What you need to do => Could the listing below be returned exactly, with its pictures left out?

+++ Available data

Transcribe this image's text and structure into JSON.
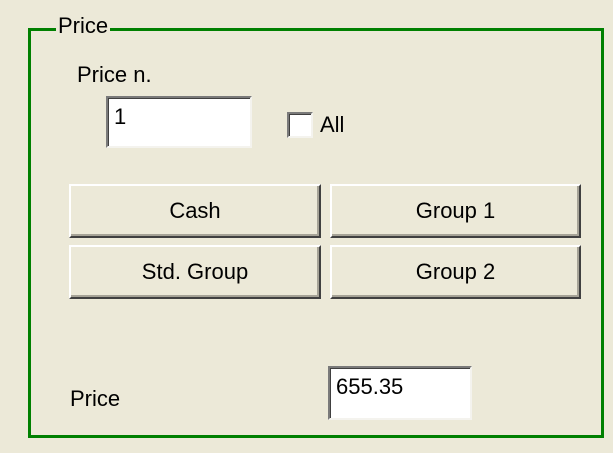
{
  "price_group": {
    "legend": "Price",
    "price_n_label": "Price n.",
    "price_n_value": "1",
    "all_checkbox": {
      "label": "All",
      "checked": false
    },
    "buttons": {
      "cash": "Cash",
      "group1": "Group 1",
      "std_group": "Std. Group",
      "group2": "Group 2"
    },
    "price_label": "Price",
    "price_value": "655.35"
  },
  "colors": {
    "group_border": "#008000",
    "background": "#ece9d8"
  }
}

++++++

Your solution =>
Transcribe this image's text and structure into JSON.
{
  "price_group": {
    "legend": "Price",
    "price_n_label": "Price n.",
    "price_n_value": "1",
    "all_checkbox": {
      "label": "All",
      "checked": false
    },
    "buttons": {
      "cash": "Cash",
      "group1": "Group 1",
      "std_group": "Std. Group",
      "group2": "Group 2"
    },
    "price_label": "Price",
    "price_value": "655.35"
  },
  "colors": {
    "group_border": "#008000",
    "background": "#ece9d8"
  }
}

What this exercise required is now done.